Saving Grace B. Jones: Film Review

Connie Stevens' directorial debut blends family drama with psychological thriller to ultimately uneven effect.

Veteran actress Connie Stevens makes her directorial debut with this '50s-set drama based on a true incident from her childhood.

Making her feature directorial debut at the tender age of 70, veteran actress Connie Stevens delivers an obviously heartfelt but sadly unfocused melodrama in the form of Saving Grace B. Jones. The 2009 film, which Stevens also wrote and produced, is based on an actual incident from her childhood, but sometimes truth does not make for credible or compelling drama.

Set in 1951 and filmed in Boonville, Missouri, where the real-life events took place, the film tells its story through the eyes of ten-year-old Carrie (Rylee Fansler), who witnesses a fatal stabbing in Brooklyn. She’s sent to recover from the trauma by spending the summer in the heartland with family friends Landy (Michael Biehn), his wife Bea (Penelope Ann Miller) and their young daughter.

The timing might have been better, as that’s exactly when Landy--the town’s baker and the sort of kindly type who refuses to shoot a fox that’s taken refuge outside his shop—suddenly decides to obtain the release of his sister Grace (Tatum O’Neal) from the oppressive mental asylum to which she’s been confined for two decades.

 At first Grace merely seems highly taciturn and awkward, as when she literally freezes upon setting sight on her former fiancé. But her odd behavior soon descends from bad to worse, and she falls completely apart in a violent climactic sequence set during a massive flood.

The tyro filmmaker’s attempt to blend homespun family drama, intense psychological portrait and full-blown thriller in the final reel results in a tonal mess, although there are moving moments along the way. She’s elicited movingly understated performances from Biehn and Miller as the couple whose marriage becomes strained to the breaking point as a result of Grace’s troubling presence, and such veterans as Piper Laurie and Scott Wilson make vivid contributions in supporting roles. But O’Neal has been encouraged to go over the top in a way that makes the decision to liberate her character seem ill-advised from the get-go, robbing the proceedings of necessary dramatic tension.

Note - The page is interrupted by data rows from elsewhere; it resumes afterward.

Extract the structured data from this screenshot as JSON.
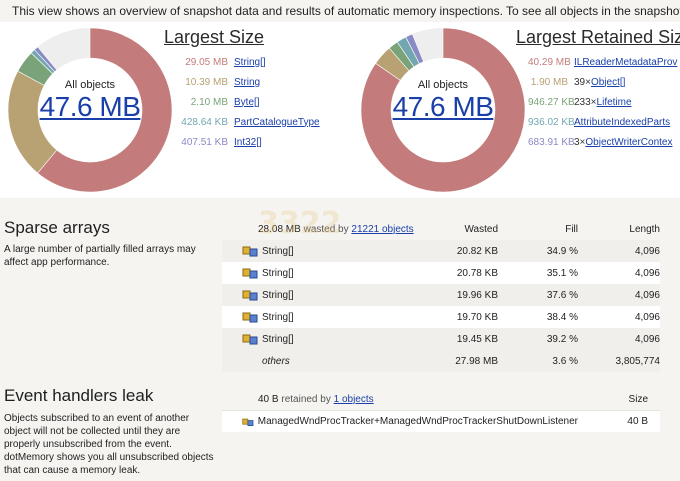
{
  "info_bar": {
    "text": "This view shows an overview of snapshot data and results of automatic memory inspections. To see all objects in the snapshot,"
  },
  "largest_size": {
    "title": "Largest Size",
    "center_caption": "All objects",
    "center_value": "47.6 MB",
    "items": [
      {
        "size": "29.05 MB",
        "name": "String[]",
        "mult": "",
        "color": "#c47b7b"
      },
      {
        "size": "10.39 MB",
        "name": "String",
        "mult": "",
        "color": "#b8a173"
      },
      {
        "size": "2.10 MB",
        "name": "Byte[]",
        "mult": "",
        "color": "#7aa37a"
      },
      {
        "size": "428.64 KB",
        "name": "PartCatalogueType",
        "mult": "",
        "color": "#73a7b0"
      },
      {
        "size": "407.51 KB",
        "name": "Int32[]",
        "mult": "",
        "color": "#8a8ac4"
      }
    ]
  },
  "largest_retained": {
    "title": "Largest Retained Size",
    "center_caption": "All objects",
    "center_value": "47.6 MB",
    "items": [
      {
        "size": "40.29 MB",
        "name": "ILReaderMetadataProv",
        "mult": "",
        "color": "#c47b7b"
      },
      {
        "size": "1.90 MB",
        "name": "Object[]",
        "mult": "39×",
        "color": "#b8a173"
      },
      {
        "size": "946.27 KB",
        "name": "Lifetime",
        "mult": "233×",
        "color": "#7aa37a"
      },
      {
        "size": "936.02 KB",
        "name": "AttributeIndexedParts",
        "mult": "",
        "color": "#73a7b0"
      },
      {
        "size": "683.91 KB",
        "name": "ObjectWriterContex",
        "mult": "3×",
        "color": "#8a8ac4"
      }
    ]
  },
  "sparse_arrays": {
    "title": "Sparse arrays",
    "description": "A large number of partially filled arrays may affect app performance.",
    "summary_size": "28.08 MB",
    "summary_mid": "wasted by",
    "summary_link": "21221 objects",
    "headers": {
      "wasted": "Wasted",
      "fill": "Fill",
      "length": "Length"
    },
    "rows": [
      {
        "name": "String[]",
        "wasted": "20.82 KB",
        "fill": "34.9 %",
        "length": "4,096"
      },
      {
        "name": "String[]",
        "wasted": "20.78 KB",
        "fill": "35.1 %",
        "length": "4,096"
      },
      {
        "name": "String[]",
        "wasted": "19.96 KB",
        "fill": "37.6 %",
        "length": "4,096"
      },
      {
        "name": "String[]",
        "wasted": "19.70 KB",
        "fill": "38.4 %",
        "length": "4,096"
      },
      {
        "name": "String[]",
        "wasted": "19.45 KB",
        "fill": "39.2 %",
        "length": "4,096"
      }
    ],
    "others": {
      "name": "others",
      "wasted": "27.98 MB",
      "fill": "3.6 %",
      "length": "3,805,774"
    }
  },
  "event_handlers": {
    "title": "Event handlers leak",
    "description": "Objects subscribed to an event of another object will not be collected until they are properly unsubscribed from the event. dotMemory shows you all unsubscribed objects that can cause a memory leak.",
    "summary_size": "40 B",
    "summary_mid": "retained by",
    "summary_link": "1 objects",
    "size_header": "Size",
    "row": {
      "name": "ManagedWndProcTracker+ManagedWndProcTrackerShutDownListener",
      "size": "40 B"
    }
  },
  "colors": {
    "link": "#1a3fa8",
    "main_slice": "#c47b7b"
  }
}
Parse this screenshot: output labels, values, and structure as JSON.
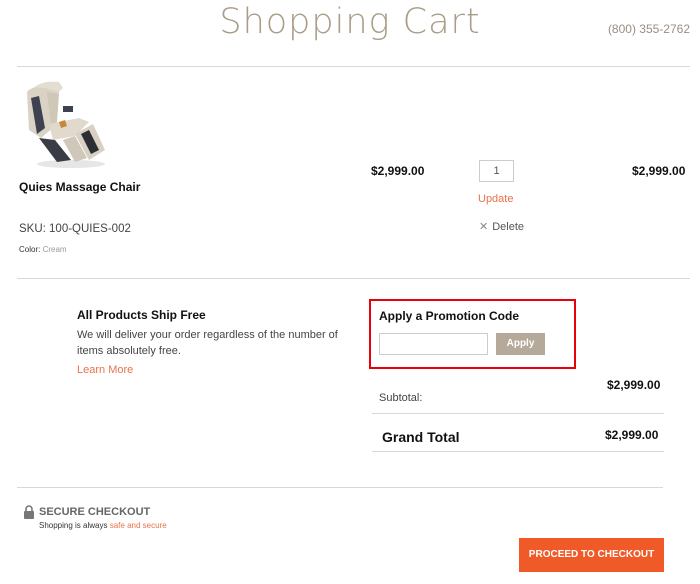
{
  "header": {
    "title": "Shopping Cart",
    "phone": "(800) 355-2762"
  },
  "cart": {
    "items": [
      {
        "name": "Quies Massage Chair",
        "sku": "SKU: 100-QUIES-002",
        "color_label": "Color:",
        "color_value": "Cream",
        "unit_price": "$2,999.00",
        "quantity": "1",
        "update_label": "Update",
        "delete_label": "Delete",
        "line_total": "$2,999.00",
        "image_icon": "massage-chair-image"
      }
    ]
  },
  "shipping": {
    "title": "All Products Ship Free",
    "text": "We will deliver your order regardless of the number of items absolutely free.",
    "learn_more": "Learn More"
  },
  "promo": {
    "title": "Apply a Promotion Code",
    "input_value": "",
    "apply_label": "Apply",
    "highlight_color": "#e8000b"
  },
  "totals": {
    "subtotal_label": "Subtotal:",
    "subtotal_value": "$2,999.00",
    "grand_label": "Grand Total",
    "grand_value": "$2,999.00"
  },
  "secure": {
    "title": "SECURE CHECKOUT",
    "text_prefix": "Shopping is always ",
    "text_link": "safe and secure",
    "icon": "lock-icon"
  },
  "checkout": {
    "button_label": "PROCEED TO CHECKOUT",
    "button_color": "#f05a28"
  },
  "colors": {
    "accent": "#e8734a",
    "title": "#a99c88"
  }
}
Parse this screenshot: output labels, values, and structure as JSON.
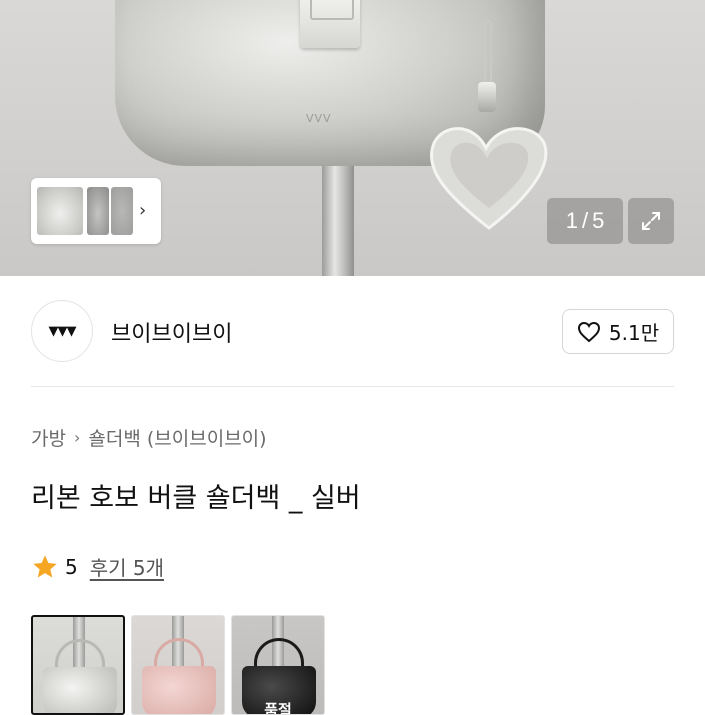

Opens: Friday, Dec. 14 (New Films International)
Production: Shane Productions
Cast: Michael Biehn, Tatum O’Neal, Penelope Ann Miller, Piper Laurie, Joel Gretsch, Scott Wilson
Director: Connie Stevens
Screenwriters: Connie Stevens, Jeff Elison
Producers: Connie Stevens, Ralph S. Singleton
Executive producers: Aylin Filiba, Ron Gell, Nesim Hason, Jak Kamhi
Director of photography: Denis Maloney
Editor: Clarinda Wong
Production designer: Robert Hummel
Composer: Peter Golub
Rated R, 116 min.